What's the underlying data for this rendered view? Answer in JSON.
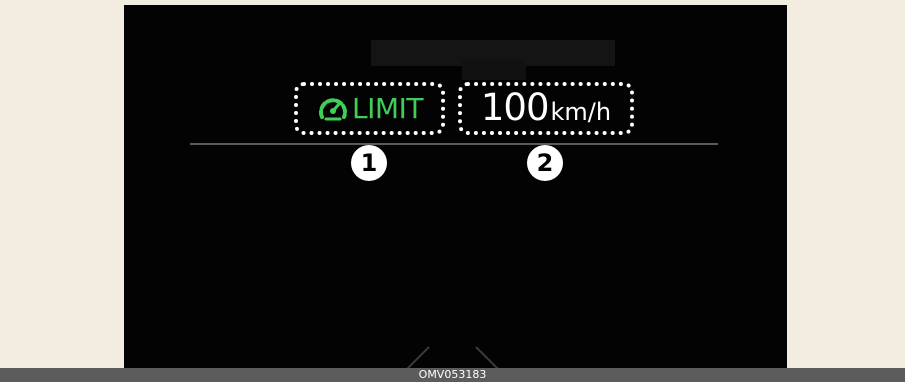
{
  "display": {
    "limit_label": "LIMIT",
    "limit_icon": "speed-limiter-icon",
    "speed_value": "100",
    "speed_unit": "km/h"
  },
  "callouts": {
    "first": "1",
    "second": "2"
  },
  "caption": "OMV053183",
  "colors": {
    "limit_green": "#3fcf57",
    "screen_background": "#030303",
    "page_background": "#f3ece1",
    "caption_bar": "#5c5c5c"
  }
}
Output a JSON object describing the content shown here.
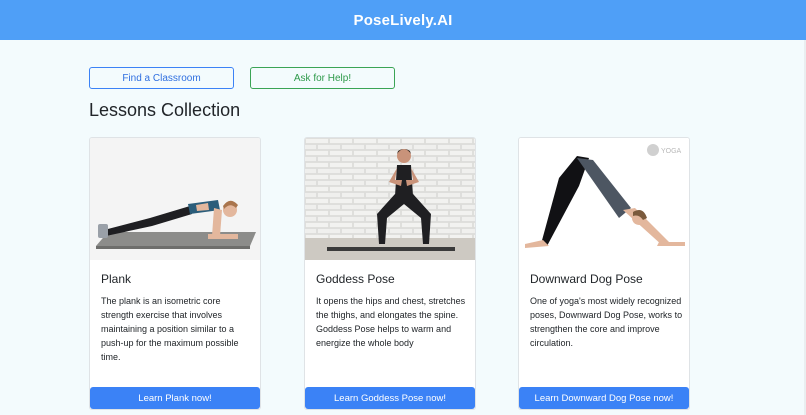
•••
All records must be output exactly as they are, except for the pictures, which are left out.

**Answer box:**
What's the underlying data for this rendered view? Answer in JSON.
{
  "display": {
    "limit_label": "LIMIT",
    "limit_icon": "speed-limiter-icon",
    "speed_value": "100",
    "speed_unit": "km/h"
  },
  "callouts": {
    "first": "1",
    "second": "2"
  },
  "caption": "OMV053183",
  "colors": {
    "limit_green": "#3fcf57",
    "screen_background": "#030303",
    "page_background": "#f3ece1",
    "caption_bar": "#5c5c5c"
  }
}
Output a JSON object describing the content shown here.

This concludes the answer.